800 Debtors At SLCB, RCB


Officials of the Sierra Leone Commercial Bank (SLCB) and Rokel Commercial Bank (RCB), the two state-owned financial institutions that nearly became bankrupt because of a mountain of unpaid debts, have confided in this medium that the list of debtors presented to Commission No. 1 was just a tip of the iceberg.

With officials of RCB yet to furnish the commission with their own list of politically exposed persons that took out unsecured loans they have so far failed to repay, SLCB officials said they have hundreds of individuals and corporate entities and businesses that owe them monies they are yet to recover.

With President Julius Maada Bio having vowed that all monies meant for development that were illegally acquired by former government officials and persons would be recovered to finance New Direction development activities, RCB officials said they too have the same headache of a huge pile of unpaid debts.

Meanwhile, some of the politically exposed persons named as debtors in the list submitted to the commission have voiced disapproval, stating that SLCB has not only breached bank-customer confidentiality but sought to tarnish their character.

A spokesman for former President Ernest Bai Koroma, who SLCB said owes them about Le850 million, explained that the former President had an overdraft facility account with the bank that dates back to 30 years, prior to him becoming President in 2007. He furthered that former President Koroma had always serviced the account and had never been described as a bad debtor by the bank.

The spokesman also explained that it was after the Governance Transition Team’s (GGT) Report was published that the government ordered the bank to freeze the account, adding that as a result, the former President no longer had access to the account. The spokesman lamented that announcing the former President’s name as a bad debtor is a deliberate ploy by the Bio administration to demonize him.

Erstwhile Attorney General and Minister of Justice, Franklyn Kargbo too takes great exception to SLCB publishing his name as a bad debtor and has since written officially to SLCB asking the financial institution to furnish him with documentary proof of when he ever took out a secure or unsecure loan with them, noting that he has gone through his papers meticulously and found no evidence of him having ever taken a loan from SLCB.

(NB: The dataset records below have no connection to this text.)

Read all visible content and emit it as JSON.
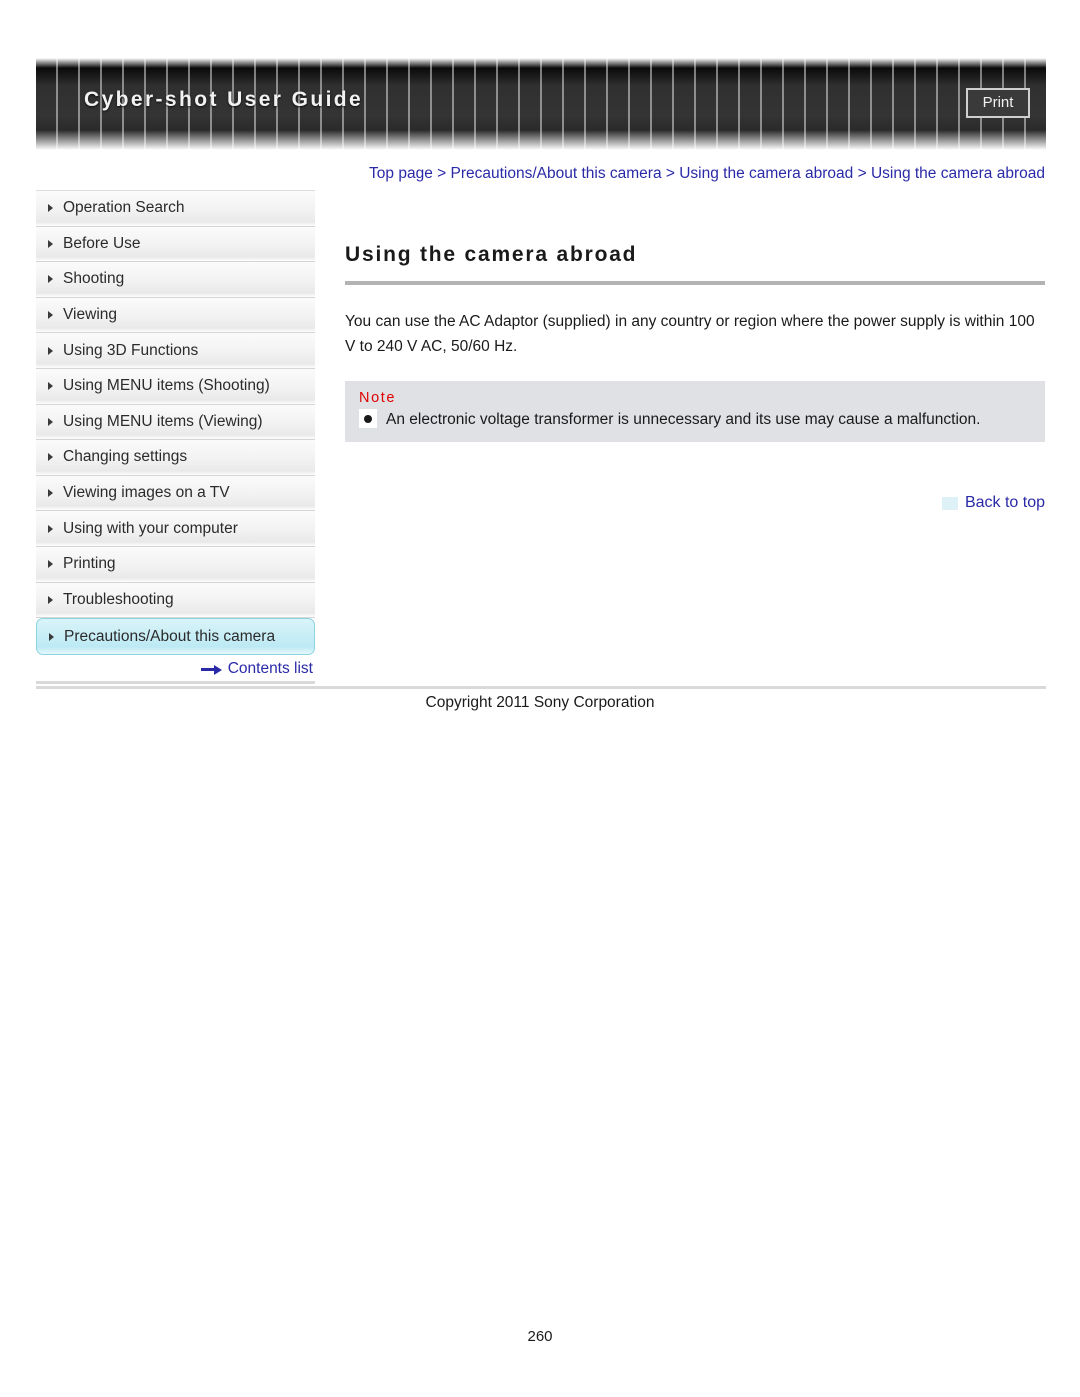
{
  "header": {
    "title": "Cyber-shot User Guide",
    "print_label": "Print"
  },
  "breadcrumb": {
    "text": "Top page > Precautions/About this camera > Using the camera abroad > Using the camera abroad"
  },
  "sidebar": {
    "items": [
      {
        "label": "Operation Search",
        "selected": false
      },
      {
        "label": "Before Use",
        "selected": false
      },
      {
        "label": "Shooting",
        "selected": false
      },
      {
        "label": "Viewing",
        "selected": false
      },
      {
        "label": "Using 3D Functions",
        "selected": false
      },
      {
        "label": "Using MENU items (Shooting)",
        "selected": false
      },
      {
        "label": "Using MENU items (Viewing)",
        "selected": false
      },
      {
        "label": "Changing settings",
        "selected": false
      },
      {
        "label": "Viewing images on a TV",
        "selected": false
      },
      {
        "label": "Using with your computer",
        "selected": false
      },
      {
        "label": "Printing",
        "selected": false
      },
      {
        "label": "Troubleshooting",
        "selected": false
      },
      {
        "label": "Precautions/About this camera",
        "selected": true
      }
    ],
    "contents_list_label": "Contents list"
  },
  "main": {
    "heading": "Using the camera abroad",
    "paragraph": "You can use the AC Adaptor (supplied) in any country or region where the power supply is within 100 V to 240 V AC, 50/60 Hz.",
    "note": {
      "title": "Note",
      "items": [
        "An electronic voltage transformer is unnecessary and its use may cause a malfunction."
      ]
    },
    "back_to_top_label": "Back to top"
  },
  "footer": {
    "copyright": "Copyright 2011 Sony Corporation",
    "page_number": "260"
  },
  "colors": {
    "link": "#2a2aa8",
    "note_title": "#e10000",
    "selected_item": "#bde9f4",
    "note_background": "#dfe1e5"
  }
}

Former Deputy Minister of Information and Communications from 2013 to 2016, Theo Nicol too has expressed great dismay and embarrassment over SLCB naming him as a debtor. He explained that in 2008, long before he was appointed Deputy Minister, he took a soft loan of Le8 million from SLCB.

Between that time and 2010, he said, he made several deposits and paid a lump sum of Le10 million in 2010 to offset the loan. Mr. Nicol said he did not hear from the bank until 2017 when he received correspondence that he owed the bank Le93 million which, he said, he has challenged stoutly.

Mr. Nicol said he was sent another letter saying he owed Le53 million, adding that he picked the issue up with the former Managing Director whom, he said, asked him to repay Le15 million but he insisted that he had paid the bank the Le8 million he owed them. The bank, he said, told him the money they were asking for was interest accrued, adding that he was surprised to hear the SLCB Director of Business Development naming him as a debtor, thereby giving the impression that he owed Le62 million.

Mr. Nicol, who said he supports the COI, said it should be the leadership of SLCB that should be held accountable for giving out unsecured loans against banking best practice guidelines for issuing of loans.

Former Minister of Energy, Ambassador Henry Macauley does not deny owing SLCB money but said the bank had granted him a waiver after the business for which the loan was secured went under during the Ebola outbreak.